Raising daughters and sons is different. Before I had children I was a nurse and raised in traditional medicine. The argument often posed in past years was whether nature or nurture had a greater impact on the development of a child.
In other words, were girls just born the way they were, or were they raised in a certain environment that encouraged them to develop differently. My first children were twins and when I learned there was one boy and one girl I was excited about my own little experiment I could hold at home. What if I raise them to believe the same things, play with the same toys and I had the same expectations of both of them? Would they grow up to be the same person?
I started out with great intentions but soon realized that my own upbringing caused me to treat my daughter in a different way than I treated my son. It was difficult, but I worked hard to make the experience for both of them the same because I believed that if my daughter had more strength and bravery and my son more humility they would become better people.
It turned out that both nature and nurture were important in the development of my children’s personality, as psychologist have come to recognize over the past 20 years. What I experienced at home was a blessing, to be able to raise my children in a way that I saw fit, while recognizing the expectations of society.
Everything didn’t turn out the way I planned, nothing ever does! But I learned a few things along the way then I’ve been able to transfer into raising my last daughter.
I’ve learned that it’s more important my daughter is brave in her decisions and her desires then it is that she is perfect. Too often our society has different expectations of boys and girls. Boys are raised to take chances and to be brave in their decisions while girls are expected to have the answer before the question is even asked.
Girls are expected to look pretty and boys are expected to excel in academics and athletics. The interesting part about it all is that girls do better at school up until 4th or 5th grade. Until 4th or 5th grade they ask the right questions and have better grades in math and science than the boys. But something happens in 5th grade. Whether it’s a function of their hormones kicking in, or changing expectations of the teachers and changing expectations of society. But for whatever reason, suddenly girls are no longer as smart as boys and don’t test as well.
They didn’t suddenly lose IQ points. They didn’t suddenly unlearn the math and science they grasped so easily in the earlier grades. But at some point society tells our girls that science and math is best left for the boys and girls can excel in creative endeavors. And by the way, make sure you know the answer before you ask the question.

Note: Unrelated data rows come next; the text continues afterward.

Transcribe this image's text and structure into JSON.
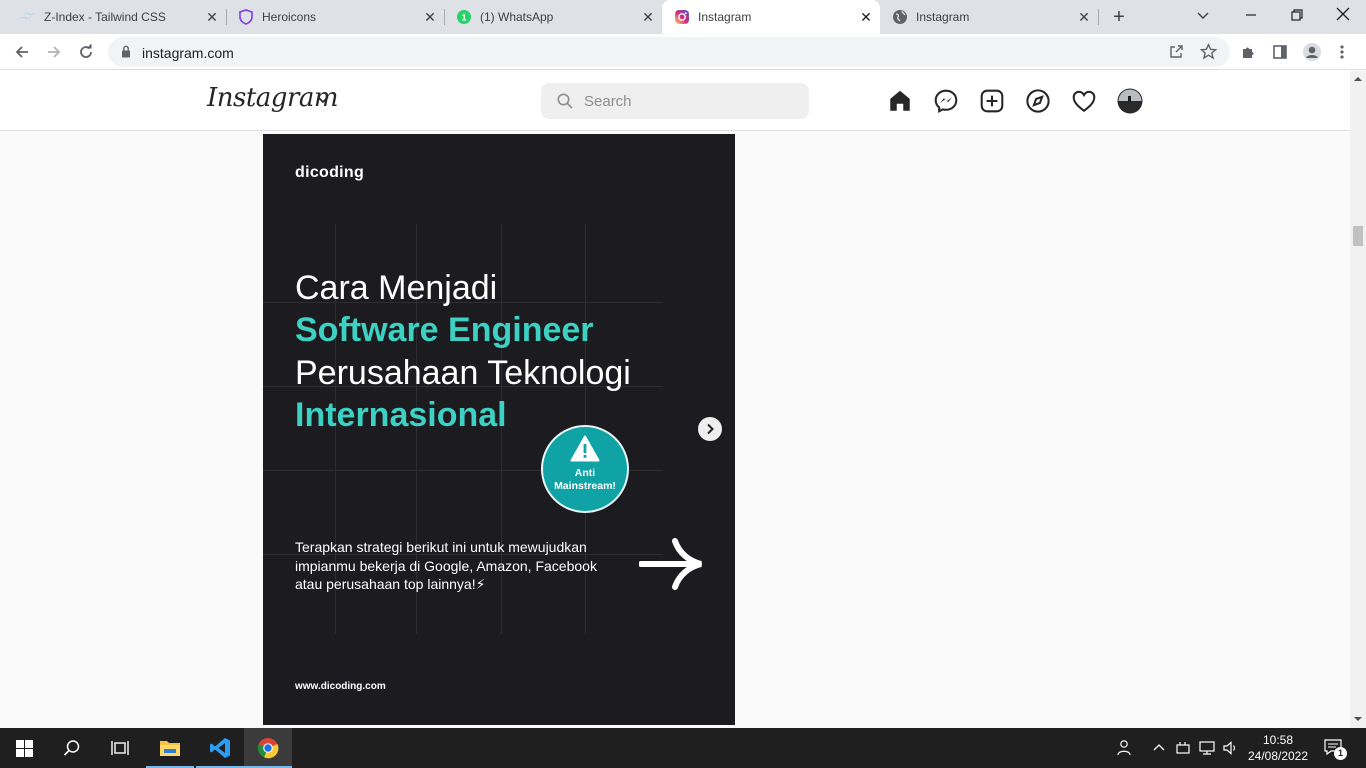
{
  "browser": {
    "tabs": [
      {
        "title": "Z-Index - Tailwind CSS",
        "icon": "tailwind-icon"
      },
      {
        "title": "Heroicons",
        "icon": "heroicons-icon"
      },
      {
        "title": "(1) WhatsApp",
        "icon": "whatsapp-icon"
      },
      {
        "title": "Instagram",
        "icon": "instagram-icon",
        "active": true
      },
      {
        "title": "Instagram",
        "icon": "globe-icon"
      }
    ],
    "url": "instagram.com"
  },
  "instagram": {
    "logo": "Instagram",
    "search_placeholder": "Search",
    "nav_icons": [
      "home-icon",
      "messenger-icon",
      "new-post-icon",
      "explore-icon",
      "activity-heart-icon",
      "profile-avatar"
    ]
  },
  "post": {
    "brand": "dicoding",
    "headline_1": "Cara Menjadi",
    "headline_2": "Software Engineer",
    "headline_3": "Perusahaan Teknologi",
    "headline_4": "Internasional",
    "badge_line_1": "Anti",
    "badge_line_2": "Mainstream!",
    "body": "Terapkan strategi berikut ini untuk mewujudkan impianmu bekerja di Google, Amazon, Facebook atau perusahaan top lainnya!⚡",
    "footer_url": "www.dicoding.com",
    "accent_color": "#3cd1c3"
  },
  "taskbar": {
    "apps": [
      "windows-start-icon",
      "search-icon",
      "task-view-icon",
      "file-explorer-icon",
      "vscode-icon",
      "chrome-icon"
    ],
    "time": "10:58",
    "date": "24/08/2022",
    "notification_count": "1"
  }
}
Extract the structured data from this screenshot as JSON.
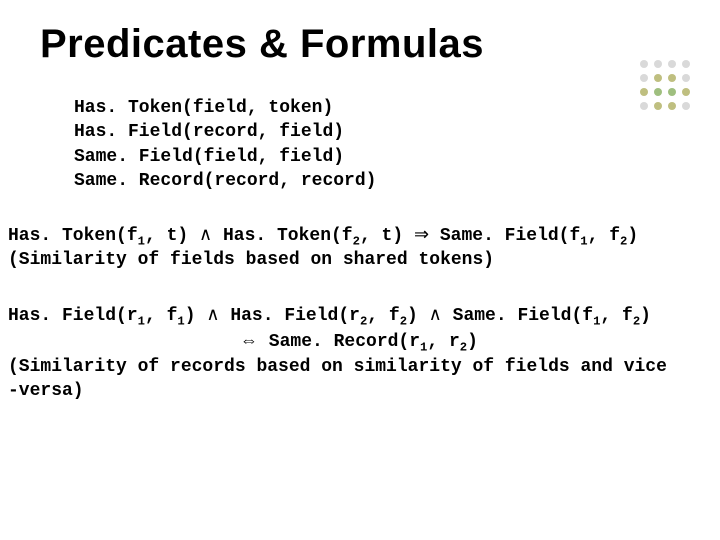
{
  "title": "Predicates & Formulas",
  "predicates": [
    "Has. Token(field, token)",
    "Has. Field(record, field)",
    "Same. Field(field, field)",
    "Same. Record(record, record)"
  ],
  "formula1": {
    "part_a": "Has. Token(f",
    "sub_a": "1",
    "part_b": ", t) ",
    "and": "∧",
    "part_c": " Has. Token(f",
    "sub_c": "2",
    "part_d": ", t) ",
    "implies": "⇒",
    "part_e": " Same. Field(f",
    "sub_e1": "1",
    "comma": ", f",
    "sub_e2": "2",
    "close": ")",
    "desc": "(Similarity of fields based on shared tokens)"
  },
  "formula2": {
    "p1": "Has. Field(r",
    "s1": "1",
    "p2": ", f",
    "s2": "1",
    "p3": ") ",
    "and1": "∧",
    "p4": " Has. Field(r",
    "s4": "2",
    "p5": ", f",
    "s5": "2",
    "p6": ") ",
    "and2": "∧",
    "p7": " Same. Field(f",
    "s7": "1",
    "p8": ", f",
    "s8": "2",
    "p9": ")",
    "iff": "⇔",
    "p10": " Same. Record(r",
    "s10": "1",
    "p11": ", r",
    "s11": "2",
    "p12": ")",
    "desc1": "(Similarity of records based on similarity of fields and  vice",
    "desc2": "-versa)"
  },
  "dot_colors": {
    "gray": "#d9d9d9",
    "olive": "#bfbf80",
    "green": "#9fbf7f"
  }
}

I believe it’s our responsibility as parents to teach our girls that it’s okay to make brave decisions. Doing brave and crazy things is okay as long as they protect their health. Pursuing athletic endeavors at a level only previously thought to be male-dominated is okay. It shouldn’t be that only a couple girls are encouraged to pursue their dreams if they’re dangerous. Because, when we encourage our girls to make brave decisions they are able to contribute to the growth of society in a way that testosterone-driven boys can’t.
It creates a balance in the workplace and a balance at home that Jesus wanted for our society. Throughout the Bible, Jesus valued the work that women did in his ministry and the work they did in society. He didn’t speak down to them, he didn’t devalue them and he lifted them up as examples to others. In a society where men were revered and women were seen and not heard, Jesus flipped the table and made it different.
It’s time that we take a page from His book and give our girls permission to make brave decisions and to be the people they want to be. My youngest daughter dresses each day in something black, gray or white. Her entire wardrobe consist of shirts and pants that are either black or gray. There isn’t a stitch of color that exists in that closet. And that’s the way she likes it. She isn’t Goth. She doesn’t practice Black Arts and she isn’t interested in New Age woo-woo sticks. This is just her personality and her decision.
She wants to play basketball and she does well in math. She’s not interested in science and she can hold a conversation with just about anybody. She loves Jesus and she wants to serve our Lord in a way that He has gifted her. She can make brave decisions to do the things in life God is calling her to do because she gets permission as a child at home and encouragement by her siblings to do the things she wants to do.
As my older twins were growing up I was so wrapped up in discovering whether or not nature or nurture had a greater impact on their development, that I sometimes forgot my own bias and prejudices as I interacted with them. My oldest daughter is learning to make brave decisions and her husband is an immense support and encouragement to her. I wish my oldest son would not make such crazy decisions on his motorcycle, but it’s his life and he gets to do with it what he wants.
I believe it’s time that as parents, we remember our children grow up to be people. They get to make these decisions on their own because they get to suffer the consequences. These aren’t our consequences and they aren’t our decisions. But as they’re growing, it’s our responsibility to guide them into making BRAVE decisions and to leave perfection behind.
Being perfect doesn’t accomplish anything, for anyone. Being perfect the first time just means you weren’t brave enough to try it until you were positive you could accomplish it. It’s time to teach our girls to lean into life and not to be afraid that they will fail. The mark of courage and success is not whether or not we fail, but how quickly we get up and try again, learning from the mistakes that we’ve already made and anticipating the ones to come.